**PROVIDED INFORMATION:**
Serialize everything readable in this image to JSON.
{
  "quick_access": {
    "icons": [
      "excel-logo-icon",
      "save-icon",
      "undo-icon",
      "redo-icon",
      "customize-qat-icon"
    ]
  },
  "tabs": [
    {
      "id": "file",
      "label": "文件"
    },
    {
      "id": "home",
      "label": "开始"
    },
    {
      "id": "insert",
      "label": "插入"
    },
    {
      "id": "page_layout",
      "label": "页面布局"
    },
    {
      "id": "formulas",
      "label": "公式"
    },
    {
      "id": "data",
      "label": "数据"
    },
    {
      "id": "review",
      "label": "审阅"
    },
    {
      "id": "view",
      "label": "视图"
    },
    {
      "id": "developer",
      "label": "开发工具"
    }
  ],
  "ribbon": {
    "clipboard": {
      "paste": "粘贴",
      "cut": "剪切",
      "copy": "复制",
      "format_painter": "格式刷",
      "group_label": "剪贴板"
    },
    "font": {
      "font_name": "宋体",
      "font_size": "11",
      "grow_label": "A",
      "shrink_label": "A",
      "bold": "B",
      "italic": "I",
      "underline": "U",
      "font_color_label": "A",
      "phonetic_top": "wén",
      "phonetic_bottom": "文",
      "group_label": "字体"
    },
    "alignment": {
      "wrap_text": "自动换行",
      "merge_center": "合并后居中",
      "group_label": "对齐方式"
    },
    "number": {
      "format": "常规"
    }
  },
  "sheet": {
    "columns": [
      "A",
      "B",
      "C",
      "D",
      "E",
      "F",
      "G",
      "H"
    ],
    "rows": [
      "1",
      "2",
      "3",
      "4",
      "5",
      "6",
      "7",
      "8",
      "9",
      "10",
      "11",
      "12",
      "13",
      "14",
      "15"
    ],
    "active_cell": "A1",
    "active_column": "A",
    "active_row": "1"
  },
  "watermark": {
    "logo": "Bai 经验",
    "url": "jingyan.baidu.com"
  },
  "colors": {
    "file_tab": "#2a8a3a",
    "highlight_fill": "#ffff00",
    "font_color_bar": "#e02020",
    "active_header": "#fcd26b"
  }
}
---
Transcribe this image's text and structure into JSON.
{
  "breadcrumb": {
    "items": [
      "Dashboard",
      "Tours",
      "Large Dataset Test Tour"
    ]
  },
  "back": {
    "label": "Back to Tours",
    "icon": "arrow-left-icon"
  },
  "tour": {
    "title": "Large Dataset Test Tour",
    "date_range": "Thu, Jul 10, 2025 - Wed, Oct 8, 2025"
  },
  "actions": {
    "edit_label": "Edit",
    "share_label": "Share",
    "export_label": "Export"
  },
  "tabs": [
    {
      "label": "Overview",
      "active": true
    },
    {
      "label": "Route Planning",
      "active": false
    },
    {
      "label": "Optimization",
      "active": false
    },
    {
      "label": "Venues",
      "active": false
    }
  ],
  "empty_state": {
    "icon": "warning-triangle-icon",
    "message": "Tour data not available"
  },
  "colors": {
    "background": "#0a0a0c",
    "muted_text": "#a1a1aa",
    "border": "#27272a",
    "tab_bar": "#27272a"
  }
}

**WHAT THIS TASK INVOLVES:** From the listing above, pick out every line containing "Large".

**TASK RESULT:**
      "Large Dataset Test Tour"
    "title": "Large Dataset Test Tour",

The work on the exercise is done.